The climate of the Nepal can be divided into three longitudinal bands: the subtropical one, in the S, hot-humid throughout the year; the temperate one, in the center, where the temperature is mitigated by the altitude; the ‘alpine’ one, to the North, characterized by harsh winters, with temperatures that decrease with height, remaining almost constantly below 0 ┬░ C. The rains, of the monsoon type, are distributed for 80% from the end of May to the middle in October, with quantities that go from 2500 mm in the eastern section of the country to 1200 mm in the western one.

November

The war crimes remain unsolved

November 21st

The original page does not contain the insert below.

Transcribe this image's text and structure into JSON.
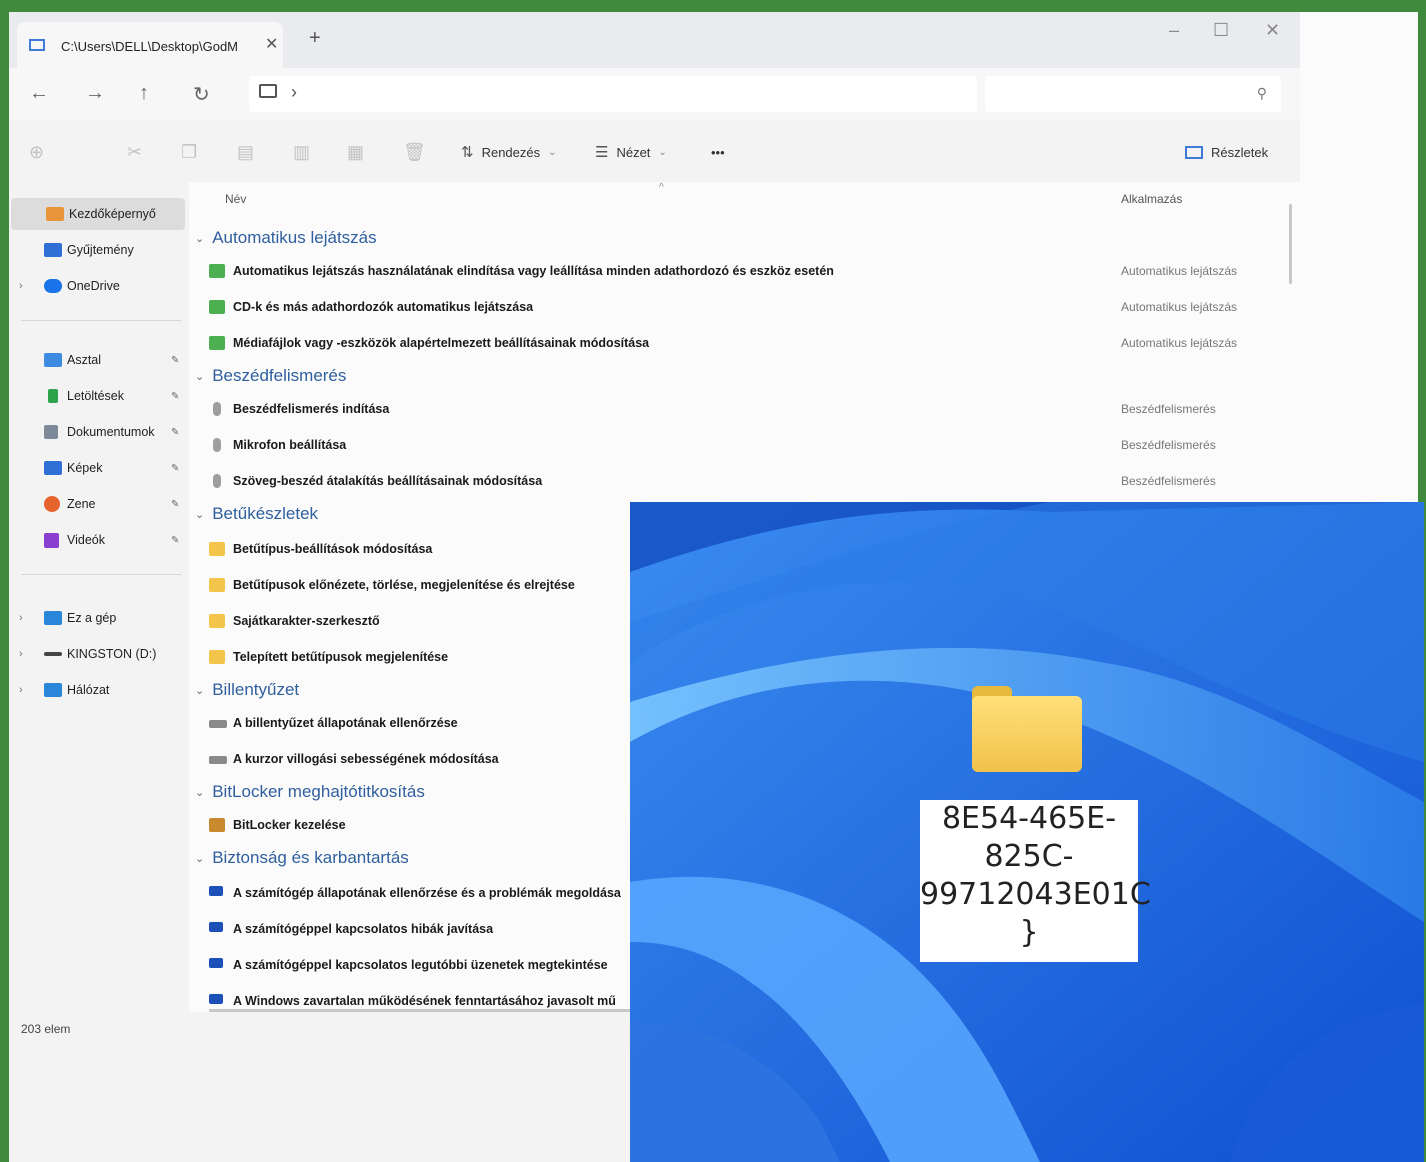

Nepalese authorities are preventing police and prosecutors from investigating allegations of war crimes committed during the 1996-2006 civil war between the state and the Maoist guerrillas, Human Rights Watch writes in a new report. In this way, the authorities contribute to a widespread culture of impunity, reports the human rights organization. Only two charges for human rights violations during the war have led to convictions in civil courts: one for the murder of a teenage girl and one for the murder of a journalist. The two commissions set up in 2015 to investigate war crimes allegations have not convicted a single person of war crimes, despite the fact that more than 65,000 reports have been received. By the end of the ten-year war in 2006, more than 16,000 people had been killed and more than 1,000 had disappeared.

About the author